Hands-on: Sonic and the Secret Rings


Nintendo Wii's exclusive Sonic and the Secret Rings was playable behind closed doors at DigitalLife, and I came out thoroughly impressed. Sega's Ben Harrison was able to speak about the game on camera (see past the break), and as you'll be able tell from the huge smiles on both our faces, this game is pure fun. It made me regret that only the PlayStation 3 and Xbox 360 Sonic games were available on the showfloor, because this game is without a doubt much better. As Blake mentioned at E3, this game is one of the best looking titles on the Wii. Although the textures aren't great, the special effects, lighting and steady framerate made the game a real treat to the eyes.
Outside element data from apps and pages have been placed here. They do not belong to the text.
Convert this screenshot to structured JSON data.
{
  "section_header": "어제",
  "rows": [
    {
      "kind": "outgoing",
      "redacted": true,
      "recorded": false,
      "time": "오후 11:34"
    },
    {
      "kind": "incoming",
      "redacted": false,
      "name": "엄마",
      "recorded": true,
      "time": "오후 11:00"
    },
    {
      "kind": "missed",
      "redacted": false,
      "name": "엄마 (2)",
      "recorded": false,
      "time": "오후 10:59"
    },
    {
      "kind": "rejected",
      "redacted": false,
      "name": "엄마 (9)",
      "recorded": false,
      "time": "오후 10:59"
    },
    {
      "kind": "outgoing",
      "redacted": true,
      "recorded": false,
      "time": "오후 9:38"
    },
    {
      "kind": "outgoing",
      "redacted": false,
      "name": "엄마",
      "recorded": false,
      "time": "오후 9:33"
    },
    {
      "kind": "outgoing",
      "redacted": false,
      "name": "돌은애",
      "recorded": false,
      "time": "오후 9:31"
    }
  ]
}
Unlike the sandy level that's been showcased over and over again, the new level overloads the player with visual information. It feels like every few seconds, an explosion happens somewhere around Sonic. The game moves insanely fast, and when unleashing Sonic's special attack, the world blurs in a dizzying amount of color. It's very impressive, and gives the player a real feeling of empowerment.
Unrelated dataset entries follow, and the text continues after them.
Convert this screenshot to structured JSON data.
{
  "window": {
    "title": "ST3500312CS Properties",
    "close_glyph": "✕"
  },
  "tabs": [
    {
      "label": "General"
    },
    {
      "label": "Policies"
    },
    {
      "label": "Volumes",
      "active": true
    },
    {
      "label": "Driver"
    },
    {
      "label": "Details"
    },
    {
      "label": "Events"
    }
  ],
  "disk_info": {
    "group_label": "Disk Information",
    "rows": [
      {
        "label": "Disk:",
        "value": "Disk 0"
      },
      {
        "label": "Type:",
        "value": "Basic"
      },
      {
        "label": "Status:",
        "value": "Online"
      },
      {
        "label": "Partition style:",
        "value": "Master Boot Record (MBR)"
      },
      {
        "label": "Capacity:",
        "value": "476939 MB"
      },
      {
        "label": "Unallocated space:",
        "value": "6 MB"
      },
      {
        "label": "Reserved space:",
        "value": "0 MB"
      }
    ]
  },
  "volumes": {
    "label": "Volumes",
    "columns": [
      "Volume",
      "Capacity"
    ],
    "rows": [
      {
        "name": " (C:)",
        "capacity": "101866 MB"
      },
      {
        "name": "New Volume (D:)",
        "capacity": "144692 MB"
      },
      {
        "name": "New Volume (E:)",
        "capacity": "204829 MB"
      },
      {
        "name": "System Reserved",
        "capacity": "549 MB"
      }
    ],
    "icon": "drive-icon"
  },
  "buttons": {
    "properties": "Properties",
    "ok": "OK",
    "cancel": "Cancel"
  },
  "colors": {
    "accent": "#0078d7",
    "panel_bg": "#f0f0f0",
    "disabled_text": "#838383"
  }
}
Yes, the game is on rails, but I feel like this is the way Sonic should be. The original 2D games were never truly about exploration: it was about going fast, and having the reflexes to overcome your obstacles. In many ways, by forcing Sonic down a track, the game is emulating the feel of the original games. And, it prevents the wonky camera problems the 3D games have been plagued with since Adventure. Another plus: this game is all about Sonic, and none of his sometimes-useless friends. Finally, it looks like concerns that the game might be too simplistic, or too repetitive are being addressed: there are moments in the gameplay where you must do something different with the Wiimote. For example, you may have to catapult yourself, use a flying pot, and more. I only had a small taste of the game, but this is easily the most excited I've been for a Sonic game in a really long time.

See also:
Joystiq at Sonic's 15th birthday party

This article was originally published on Joystiq.